Why not bring home a complete unit of Canadian soldiers and show strength these law breakers could not face? So, we were the lucky force that was chose. Thank God for that.
We marched proudly down Barrington Street. There were thousands of people lining the sidewalks. The joy and cheering made me very proud to be a Canadian.
We marched to the Garrison Grounds which I think was part of Citadel Hill. It was there a huge crowd gathered round. Our commanding officer, Lieutenant Colonel Fraser Eadie was presented with the key to the city of Halifax. The presenter was the Lieutenant Governor of Nova Scotia, Dr. H.E. Kendall.
After this welcome home ceremony we marched back to our barracks. It was then I made the phone call I’d been dying to make. I called home – 17 Alice Street, Truro. I called and Mom answered. After she stopped crying and I stopped sniffling, I managed to say, “Hello Mom,” and she replied joyously, “Hello Herbie!”
We talked and talked about family and friends. Then I told her the most important news. “I’ll be home tomorrow, Mom!”
I left by train the next day. The train seemed to be going very slow but I imagine it was its regular speed. I saw something that has stayed with me all these years. It was a striking billboard on a hill. It really stood out, you couldn’t miss it. On the billboard was a huge picture of two men dress in long john underwear. They were facing each other and each grasped the arm of the other.
Proudly displayed over their heads was the name Stanfield’s. Now I knew for certain I was nearly HOME!
At last the train pulled into the train station. There was a wonderful crowd. I was so excited. I searched for my family and I didn’t have to search long. I heard someone yell, ‘there’s Herbie. There’s Herbie.’ It was my little 11-year-old brother Billy. Then I saw something I had been dreaming of for the last two years. I saw my family.
There was my Mom and Dad, Dot, Iola, Louise, Pat, Ray, Albert, Betty and Billy. What a reunion. I can remember it like it was yesterday.
We all started to walk home. Dad didn’t have a car. What a thrill for me to walk along Brunswick Street with my family. Then we turned onto Lyman Street, walked up a little grade and turned left onto Alice Street. Many fond memories flooded through my mind as we walked toward our home.
Finally we came to our house. What a thrill for me. It wasn’t an elaborate house but to me it was like a castle. We had so much fun there.
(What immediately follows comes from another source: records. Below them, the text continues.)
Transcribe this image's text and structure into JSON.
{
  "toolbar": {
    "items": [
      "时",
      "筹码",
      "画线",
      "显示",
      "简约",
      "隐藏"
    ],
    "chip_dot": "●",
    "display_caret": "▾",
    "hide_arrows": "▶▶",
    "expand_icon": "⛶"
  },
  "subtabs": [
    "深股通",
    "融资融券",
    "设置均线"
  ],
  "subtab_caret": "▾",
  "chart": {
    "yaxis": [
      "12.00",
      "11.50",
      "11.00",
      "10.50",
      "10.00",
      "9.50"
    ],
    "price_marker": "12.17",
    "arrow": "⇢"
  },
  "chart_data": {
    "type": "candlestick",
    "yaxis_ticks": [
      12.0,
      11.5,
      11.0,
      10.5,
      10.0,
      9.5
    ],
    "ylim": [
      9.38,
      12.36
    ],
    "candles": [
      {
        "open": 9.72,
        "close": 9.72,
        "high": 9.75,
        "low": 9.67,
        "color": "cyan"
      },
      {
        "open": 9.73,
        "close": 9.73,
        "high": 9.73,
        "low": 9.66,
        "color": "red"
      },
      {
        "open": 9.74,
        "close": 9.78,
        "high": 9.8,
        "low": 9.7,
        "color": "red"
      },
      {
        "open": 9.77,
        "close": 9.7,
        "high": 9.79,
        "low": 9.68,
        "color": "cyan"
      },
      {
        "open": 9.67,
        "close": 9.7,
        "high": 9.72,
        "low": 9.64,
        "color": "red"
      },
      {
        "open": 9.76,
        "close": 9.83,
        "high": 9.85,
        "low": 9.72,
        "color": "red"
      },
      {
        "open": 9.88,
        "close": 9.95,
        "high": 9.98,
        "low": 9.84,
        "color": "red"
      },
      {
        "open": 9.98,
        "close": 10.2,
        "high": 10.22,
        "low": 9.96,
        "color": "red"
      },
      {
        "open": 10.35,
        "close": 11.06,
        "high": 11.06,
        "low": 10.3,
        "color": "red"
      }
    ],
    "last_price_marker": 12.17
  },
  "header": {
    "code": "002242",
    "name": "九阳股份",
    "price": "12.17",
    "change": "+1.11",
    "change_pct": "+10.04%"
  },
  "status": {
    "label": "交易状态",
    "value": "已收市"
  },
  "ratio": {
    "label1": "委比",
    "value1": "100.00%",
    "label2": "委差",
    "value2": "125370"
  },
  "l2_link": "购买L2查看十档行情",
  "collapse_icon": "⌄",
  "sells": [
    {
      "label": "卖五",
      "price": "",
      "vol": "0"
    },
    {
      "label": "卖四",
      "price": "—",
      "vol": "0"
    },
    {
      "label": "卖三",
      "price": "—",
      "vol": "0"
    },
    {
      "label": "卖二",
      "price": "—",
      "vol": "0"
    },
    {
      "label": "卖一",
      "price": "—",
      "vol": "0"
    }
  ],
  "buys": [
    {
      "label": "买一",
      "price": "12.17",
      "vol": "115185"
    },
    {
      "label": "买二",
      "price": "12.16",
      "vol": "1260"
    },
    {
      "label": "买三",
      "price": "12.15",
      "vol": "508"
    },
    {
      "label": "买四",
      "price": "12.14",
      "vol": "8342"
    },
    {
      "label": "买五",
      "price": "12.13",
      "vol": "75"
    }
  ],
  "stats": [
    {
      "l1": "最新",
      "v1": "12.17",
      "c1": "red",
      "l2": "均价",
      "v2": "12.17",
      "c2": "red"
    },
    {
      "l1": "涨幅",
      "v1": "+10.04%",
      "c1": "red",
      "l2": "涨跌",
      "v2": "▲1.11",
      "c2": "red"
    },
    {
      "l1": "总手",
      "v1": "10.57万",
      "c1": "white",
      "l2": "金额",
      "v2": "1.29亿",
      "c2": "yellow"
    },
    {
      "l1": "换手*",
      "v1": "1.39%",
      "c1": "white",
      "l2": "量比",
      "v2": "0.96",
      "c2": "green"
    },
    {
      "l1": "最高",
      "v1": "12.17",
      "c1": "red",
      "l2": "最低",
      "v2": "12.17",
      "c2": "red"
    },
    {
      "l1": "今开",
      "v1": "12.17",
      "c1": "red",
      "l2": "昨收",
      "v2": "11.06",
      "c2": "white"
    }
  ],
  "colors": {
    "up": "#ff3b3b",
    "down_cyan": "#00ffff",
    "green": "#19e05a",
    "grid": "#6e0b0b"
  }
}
Christmas’, birthdays, bring home blueberries we’d picked in Debert and enjoying Mom’s food.
I walked into the living room. I was all alone. I know I was overcome with joy and emotion. I flung my arms up in the air and yelled, ‘THANK GOD I’M HOME!’